Featured in Episode
- Kanika Feaster-Gordon: Vice-President, Workforce Development @ Humanim
- Catherine Cheeseboro
- Darel Falls @ Employment Connection Center
Featured in this Episode:
- Charlene Neal - Service Coordinator at Douglass Homes
- Ahmad Collick - Service Coordinator at City Spring Elementary / Middle School
- Leah Beachley - Service Coordinator at Wolf Street Academy
- Alice Huang - Food Access Planner, Baltimore City
Baltimore Free Farm: They run something called Food Rescue Day where they distribute free food every Wednesday at noon.
Maryland Food Bank: Not sure if this is the right fit for you, but they do look for partners that can serve as pantries.
Baltimore Orchard Project: They grow fruit trees around the city and distribute them at various sites. I’m not sure their current capacity but you could try reaching out and seeing if they are looking for more distribution partners.
Gather Baltimore: $7 you can get a large blue bag (think IKEA blue bags) stuffed with a variety of produce. Folks need to follow them on Facebook to see what is available, but they could be a potential resource/connection/partner.
In this episode we talk to Councilman Zeke Cohen which leads into research on youth Summer employment.
- Councilman Cohen's website
- The Baltimore Sun story about This is Working
- YouthWorks website
- Ekiben's website
Businesses Participating in This is Working
Poppy and Stella
Baltimore Regional Housing Partnership
Canton Car Wash
Thunderbolt Global Logistics
Obrecht Commerical Real Estate
Charm City Builders
Thanks for tuning into episode one of the I Love Humans podcast. There is a fairly lengthy explanation of the podcast attached to the trailer here.
In this episode we are looking at homelessness and care for individuals who are homeless. This episode barely scratches the surface of the topic, but we have to start somewhere.

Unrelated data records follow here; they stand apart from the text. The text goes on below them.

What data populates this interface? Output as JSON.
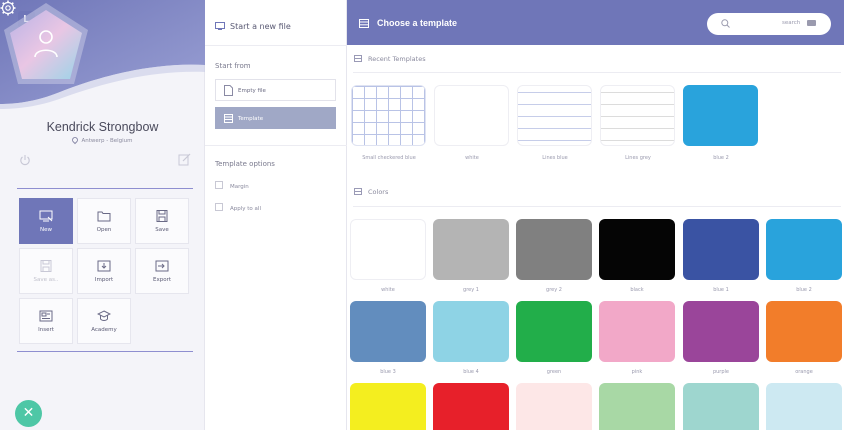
{
  "left": {
    "logo_letter": "L",
    "user": {
      "name": "Kendrick Strongbow",
      "location": "Antwerp - Belgium"
    },
    "actions": [
      {
        "label": "New",
        "icon": "new-file-icon",
        "state": "active"
      },
      {
        "label": "Open",
        "icon": "folder-icon",
        "state": "normal"
      },
      {
        "label": "Save",
        "icon": "floppy-icon",
        "state": "normal"
      },
      {
        "label": "Save as..",
        "icon": "floppy-as-icon",
        "state": "disabled"
      },
      {
        "label": "Import",
        "icon": "import-icon",
        "state": "normal"
      },
      {
        "label": "Export",
        "icon": "export-icon",
        "state": "normal"
      },
      {
        "label": "Insert",
        "icon": "insert-icon",
        "state": "normal"
      },
      {
        "label": "Academy",
        "icon": "graduation-cap-icon",
        "state": "normal"
      }
    ],
    "fab_symbol": "✕"
  },
  "middle": {
    "heading": "Start a new file",
    "start_from_label": "Start from",
    "options": [
      {
        "label": "Empty file",
        "selected": false
      },
      {
        "label": "Template",
        "selected": true
      }
    ],
    "template_options_label": "Template options",
    "checkboxes": [
      {
        "label": "Margin",
        "checked": false
      },
      {
        "label": "Apply to all",
        "checked": false
      }
    ]
  },
  "right": {
    "title": "Choose a template",
    "search_placeholder": "search",
    "recent_label": "Recent Templates",
    "recent": [
      {
        "label": "Small checkered blue",
        "style": "grid"
      },
      {
        "label": "white",
        "style": "blank"
      },
      {
        "label": "Lines blue",
        "style": "lines-blue"
      },
      {
        "label": "Lines grey",
        "style": "lines-grey"
      },
      {
        "label": "blue 2",
        "style": "fill",
        "color": "#29a3dc"
      }
    ],
    "colors_label": "Colors",
    "colors": [
      {
        "label": "white",
        "color": "#ffffff"
      },
      {
        "label": "grey 1",
        "color": "#b4b4b4"
      },
      {
        "label": "grey 2",
        "color": "#808080"
      },
      {
        "label": "black",
        "color": "#050505"
      },
      {
        "label": "blue 1",
        "color": "#3a53a3"
      },
      {
        "label": "blue 2",
        "color": "#29a3dc"
      },
      {
        "label": "blue 3",
        "color": "#628dbe"
      },
      {
        "label": "blue 4",
        "color": "#8ed3e5"
      },
      {
        "label": "green",
        "color": "#22ae4a"
      },
      {
        "label": "pink",
        "color": "#f2a8c8"
      },
      {
        "label": "purple",
        "color": "#9a459a"
      },
      {
        "label": "orange",
        "color": "#f27d2a"
      },
      {
        "label": "",
        "color": "#f4ee1f"
      },
      {
        "label": "",
        "color": "#e7202a"
      },
      {
        "label": "",
        "color": "#fde7e7"
      },
      {
        "label": "",
        "color": "#a8d8a5"
      },
      {
        "label": "",
        "color": "#9ed6cf"
      },
      {
        "label": "",
        "color": "#cde9f2"
      }
    ]
  },
  "colors": {
    "accent": "#6f76b8",
    "fab": "#4ec7a6",
    "selected_option": "#a0a8c6"
  }
}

In this episode Josh interviews his son Hayden, Kevin (homeless) and Kevin Lindamood who leads Healthcare for the Homeless. Josh's friend Albert is also interviewed.
Note: This is not a political or religious podcast, but political themes do come up along the way. It is our goal to surface rich information about people-care in Southeast Baltimore. Hopefully the listener can follow along with an empathetic ear as they encounter ideas they may not necessarily agree with.
Thanks for checking out the trailer for I Love Humans. (Subscribe on iTunes) This is a hyper local podcast focused on people-care in Southeast Baltimore. It is my objective to discover how different organizations are serving the most vulnerable of our community and to listen to the opinions of those receiving care. If everything goes as planned we will have 12 episodes that are released weekly on Thursday mornings.
This project was born out of a personal quest that I, Josh Turansky, undertook to understand people care in Southeast Baltimore. I am a pastor of a church in Fells Point, resident of Butcher's Hill, and manage the Compassion Center off Eastern Avenue (1706 Eastern Ave). Most of my week is spent caring for people in crisis. I am relatively new to the area and unfamiliar with how people are helped in the city.
This podcast is areligious and apolitical. I'm not saying that you will agree with all the comments made by me or our guests. But my premise is that caring for fellow humans does not require a specific religious affiliation or political affiliation.
In each episode I will attempt to uncover practical and concrete ways Southeast Baltimore residents can participate in people care. I'm also open to feedback and suggestions on what that care might look like.
I'm not a sound engineer by trade. I'm trying to learn the basics as fast as possible, but please bear with me as I learn to capture great audio and edit it.
If you like what you hear please recommend it to a friend, leave a review on iTunes, or share it on social media.
I want to thank my church for hosting the podcast and underwriting the cost of production. Haven City Church is the sole sponsor for this first season.
You can leave comments below or contact me through the contact form on the church web site.